Then Jochebed told Moses why the Hebrew people were slaves in Egypt and taught him about the prophecy that after four hundred years they would be delivered.

Above all, she taught him about Joseph, another young man who lived for God in the same royal courts to which Moses would soon be taken.

She told him how Joseph was sold as a slave into Egypt; how in spite of his very impressionable, youthful age, he took his stand against the impurity and immorality of Potiphar's wife; how he suffered for his godliness; how God raised him up at last to a place at the right hand of Pharaoh himself.

Jochebed’s emphasis here is almost sure — because Moses devoted one fourth of the book of Genesis to the story of Joseph.

Mothers, this is what I want you to see. Jochebed’s faith left an indelible impression on Moses. When the call finally came from the palace of Pharaoh to surrender the child to his destiny, he stepped into the court of Pharaoh with his mind full of the promises made to the Patriarchs, and his heart heavy with the sorrows of his brethren.

It is little wonder that the calling of God found fertile ground in his young faith-filled heart to give rise to the voice that would one day stand before Pharaoh and cry, “Let my people go!”

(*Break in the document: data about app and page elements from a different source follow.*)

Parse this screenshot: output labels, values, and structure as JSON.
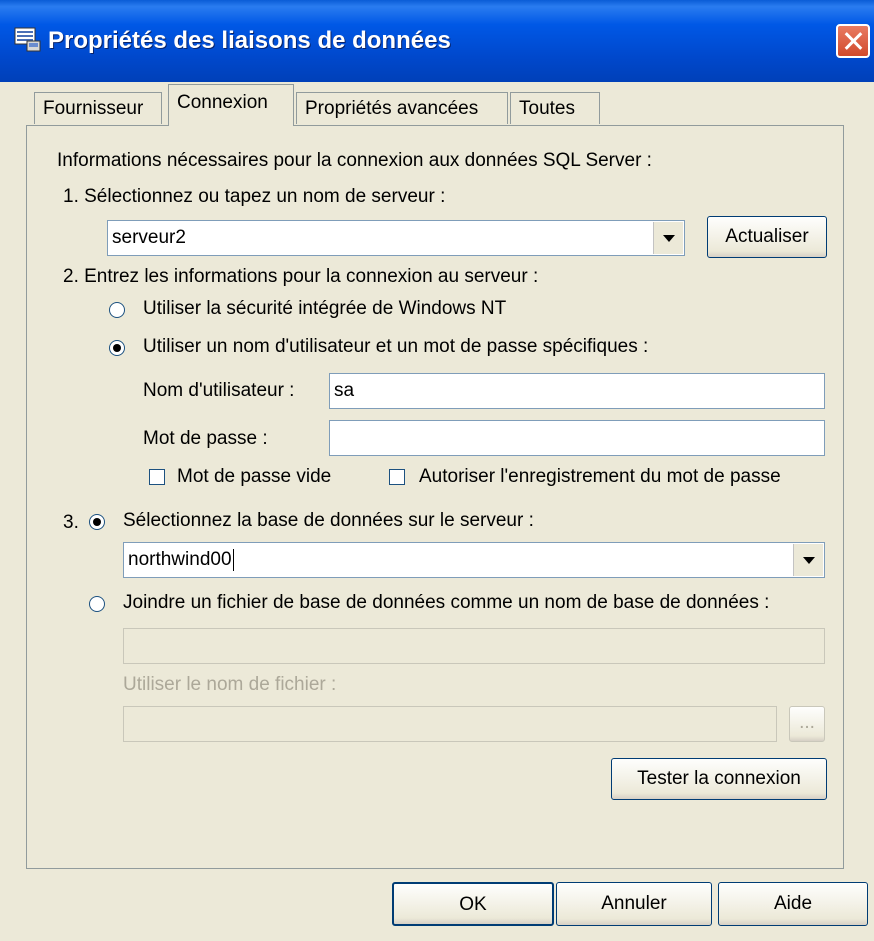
{
  "window": {
    "title": "Propriétés des liaisons de données",
    "icon": "data-link-icon"
  },
  "tabs": [
    {
      "label": "Fournisseur",
      "active": false
    },
    {
      "label": "Connexion",
      "active": true
    },
    {
      "label": "Propriétés avancées",
      "active": false
    },
    {
      "label": "Toutes",
      "active": false
    }
  ],
  "connection": {
    "intro": "Informations nécessaires pour la connexion aux données SQL Server :",
    "step1_label": "1. Sélectionnez ou tapez un nom de serveur :",
    "server_value": "serveur2",
    "refresh_label": "Actualiser",
    "step2_label": "2. Entrez les informations pour la connexion au serveur :",
    "radio_integrated": "Utiliser la sécurité intégrée de Windows NT",
    "radio_specific": "Utiliser un nom d'utilisateur et un mot de passe spécifiques :",
    "username_label": "Nom d'utilisateur :",
    "username_value": "sa",
    "password_label": "Mot de passe :",
    "password_value": "",
    "blank_password": "Mot de passe vide",
    "save_password": "Autoriser l'enregistrement du mot de passe",
    "step3_number": "3.",
    "radio_select_db": "Sélectionnez la base de données sur le serveur :",
    "database_value": "northwind00",
    "radio_attach": "Joindre un fichier de base de données comme un nom de base de données :",
    "attach_value": "",
    "filename_label": "Utiliser le nom de fichier :",
    "filename_value": "",
    "browse_label": "...",
    "test_label": "Tester la connexion"
  },
  "footer": {
    "ok": "OK",
    "cancel": "Annuler",
    "help": "Aide"
  }
}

Mothers, many of our deepest purposes have their roots in our earliest childhood, and the lessons that we learn then, and the thoughts that we conceive then are carried out to the very end of our lives.

Today is Mother’s Day, and I know that your children and husbands have set this day aside to honor you and give you gifts. But if I may, I want to remind you of the most precious gift you can bestow upon your children. It is the gift of your faith.

No power in this world compares to a mother’s faith. On this Mother’s Day I simply want to encourage you to share your faith with your children. I don’t care how old they are. Let the generation that is coming behind us be molded by a Mother’s Faith.

Every parent in this place, mothers and fathers alike, surrender your children to the Lord’s care and leave them there. In Jesus’ Name, Amen!